Kids don’t need swings and slides to have a good time at these “play” spaces.
1/13Photo: Nicole RadjaAgora Sculpture in Grant Park
2/13Photo: Nicole RadjaAgora Sculpture in Grant Park
3/13Photo: Nicole RadjaAgora Sculpture in Grant Park
4/13Fountain outside the Lincoln Park Apple Store
5/13Fountain outside the Lincoln Park Apple Store
6/13Fountain outside the Lincoln Park Apple Store
7/13Barbara Hepworth, Curved Form (Bryher II), 1961, cast bronze. Mary and Leigh Block Museum of Art, Northwestern University, Gift of Leigh B. Block, 1988.
8/13Joan Miro, Constellation, 1971, cast 1973, cast bronze. Mary and Leigh Block Museum of Art, Northwestern University, Gift of Leigh B. Block.
9/13Kids play at the Mary and Leigh Block Museum of Art.
10/13Photo: Courtesy of Cantigny ParkCantigny Park
11/13Photo: Courtesy of Cantigny ParkCantigny Park
12/13Photo: Courtesy of Cantigny ParkCantigny Park
13/13Photo: Courtesy of Cantigny ParkCantigny Park
By Antonia Simigis Davison |
Build a traditional playground—the kind with slides and swings, and kids are sure to come. But who says you need all that rudimentary stuff for a good time? Chicagoland is loaded with all kinds of surprising places for wee ones to frolic.
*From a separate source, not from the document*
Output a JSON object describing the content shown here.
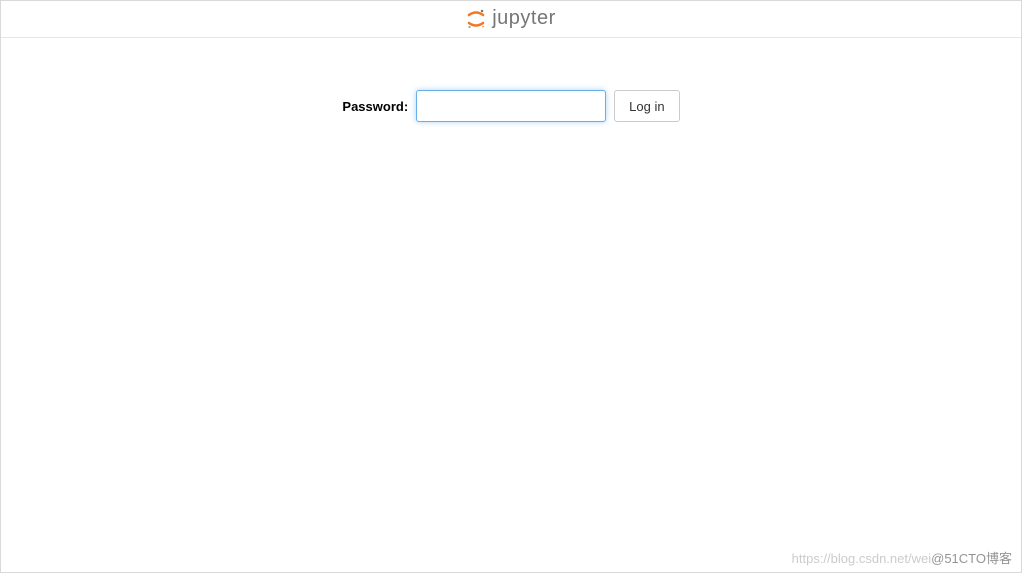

Walk (and skip and run) among giants Since 2006, the south end of Grant Park (at Michigan Avenue and Roosevelt Road) has been home to Agora, a dramatic, contemporary sculpture by artist Magdalena Abakanowicz on permanent loan from the Polish Ministry of Culture. More than a hundred headless, armless figures—each nine feet tall and weighing 1,800 pounds—are clustered for park visitors to walk through. But often, you’ll find kids in the mix playing impromptu games of hide-and-seek among the frozen crowd of iron giants.
Grounds to play At Chicago Athenaeum’s International Sculpture Park (101 Schaumburg Ct, Schaumburg; 847-895-4500), massive, colorful works from around the world are peppered over 20 acres of green space. Favorites among young art aficionados include Chairs by Greek artist Argyro Konstantinidou (perf for musical chairs) and Vinland by Jarle Rosseland of Norway (a mini Stonehenge of sorts made of 15 rocks arranged in the outline of a Viking ship). The free park is adjacent to a bike path, and open daily from sunrise to sunset.
Military exercises At Cantigny Park’s First Division Museum Tank Park (1S151 Winfield Rd, Wheaton; 630-260-8185), kids are encouraged to touch and climb the 11 retired tanks (plus an armored personnel carrier and four artillery pieces) on display, which range in age from World War I to Desert Storm. (And they’re not just for wee ones—we’ve seen all ages scaling these monsters.) Save this trip for a cool day: When temperatures rise, the tanks can be too hot to touch. Summer hours are Tuesday–Sunday, 10am–5pm; parking ranges from $2–$5 per car.
Fountain of youth A shiny new Red Line El stop isn’t the only thing theLincoln Park Apple Store(801 W North Ave, 312-777-4200) brought to the Clybourn Corridor area—the adjacent pavilion and fountain outside is a magnet for families looking for a break from shopping. When the weather’s warm, kids run around the clean, minimalist space, splashing in the shallow fountains while grown-ups play with their new techy toys. Everyone wins!
Art History 101 The Mary and Leigh Block Museum of Art on the Northwestern University campus (40 Arts Circle Dr, Evanston; 847-491-4000) includes an outdoor sculpture garden that displays works by well-known artists such as Joan Miró and Henry Moore on the school’s well-manicured lawns. During the school year you’ll run into busy students crossing campus and classes being held outside, but in summer the area is quiet enough for kids to explore. Download a map to intersperse a little art education in their playtime. Admission is free and you don’t need to enter the museum to access the sculpture garden.